#### PROBLEM REQUIREMENTS:
Find the string "çalışan" in the entries and copy each line that has it.

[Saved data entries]
+--
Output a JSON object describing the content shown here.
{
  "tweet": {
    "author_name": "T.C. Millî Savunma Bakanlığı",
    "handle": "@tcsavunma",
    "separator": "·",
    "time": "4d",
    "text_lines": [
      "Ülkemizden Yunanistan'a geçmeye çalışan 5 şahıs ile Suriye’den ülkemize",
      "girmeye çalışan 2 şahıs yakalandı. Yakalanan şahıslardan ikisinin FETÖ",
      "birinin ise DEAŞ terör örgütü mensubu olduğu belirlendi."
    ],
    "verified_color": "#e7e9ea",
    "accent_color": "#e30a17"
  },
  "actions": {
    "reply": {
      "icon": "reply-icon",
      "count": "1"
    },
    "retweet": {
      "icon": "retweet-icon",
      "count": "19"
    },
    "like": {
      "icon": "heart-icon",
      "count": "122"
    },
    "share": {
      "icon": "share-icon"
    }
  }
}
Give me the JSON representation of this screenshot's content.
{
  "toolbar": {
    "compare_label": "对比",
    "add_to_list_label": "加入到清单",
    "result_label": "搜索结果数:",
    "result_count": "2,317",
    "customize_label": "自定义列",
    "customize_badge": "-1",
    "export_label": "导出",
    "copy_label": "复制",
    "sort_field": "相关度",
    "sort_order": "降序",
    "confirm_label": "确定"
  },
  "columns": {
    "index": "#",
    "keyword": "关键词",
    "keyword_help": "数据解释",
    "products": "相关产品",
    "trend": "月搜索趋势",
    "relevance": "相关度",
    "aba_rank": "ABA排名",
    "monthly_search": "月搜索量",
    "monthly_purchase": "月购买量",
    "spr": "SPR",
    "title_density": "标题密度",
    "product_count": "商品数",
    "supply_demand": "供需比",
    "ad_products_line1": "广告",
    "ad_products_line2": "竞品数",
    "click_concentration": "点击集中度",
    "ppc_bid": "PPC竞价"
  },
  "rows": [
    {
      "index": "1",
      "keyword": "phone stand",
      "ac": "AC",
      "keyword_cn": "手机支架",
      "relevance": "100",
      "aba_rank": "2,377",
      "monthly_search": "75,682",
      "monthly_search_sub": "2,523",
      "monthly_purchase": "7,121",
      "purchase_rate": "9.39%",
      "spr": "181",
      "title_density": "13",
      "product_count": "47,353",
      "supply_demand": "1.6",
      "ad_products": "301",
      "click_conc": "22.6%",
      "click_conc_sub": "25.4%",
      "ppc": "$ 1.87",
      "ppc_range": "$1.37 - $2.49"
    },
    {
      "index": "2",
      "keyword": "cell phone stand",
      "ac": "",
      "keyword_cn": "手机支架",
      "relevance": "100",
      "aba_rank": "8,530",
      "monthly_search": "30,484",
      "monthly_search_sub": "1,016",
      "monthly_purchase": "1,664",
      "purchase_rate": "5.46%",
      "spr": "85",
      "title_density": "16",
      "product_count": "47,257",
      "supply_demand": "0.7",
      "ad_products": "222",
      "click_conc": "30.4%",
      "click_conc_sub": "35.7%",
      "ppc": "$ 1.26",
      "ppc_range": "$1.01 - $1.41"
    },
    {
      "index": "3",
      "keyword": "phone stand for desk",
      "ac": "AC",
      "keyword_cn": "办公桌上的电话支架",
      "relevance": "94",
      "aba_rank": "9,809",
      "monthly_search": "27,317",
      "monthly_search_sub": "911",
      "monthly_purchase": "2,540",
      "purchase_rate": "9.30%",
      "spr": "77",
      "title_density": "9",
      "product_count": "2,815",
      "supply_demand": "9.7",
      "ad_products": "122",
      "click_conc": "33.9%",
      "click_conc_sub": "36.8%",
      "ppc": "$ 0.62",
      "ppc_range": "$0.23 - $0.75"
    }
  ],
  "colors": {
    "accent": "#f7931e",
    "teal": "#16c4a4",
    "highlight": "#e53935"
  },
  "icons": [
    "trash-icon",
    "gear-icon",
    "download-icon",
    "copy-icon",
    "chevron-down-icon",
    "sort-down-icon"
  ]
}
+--
#### ANSWER SECTION:
      "Ülkemizden Yunanistan'a geçmeye çalışan 5 şahıs ile Suriye’den ülkemize",
      "girmeye çalışan 2 şahıs yakalandı. Yakalanan şahıslardan ikisinin FETÖ",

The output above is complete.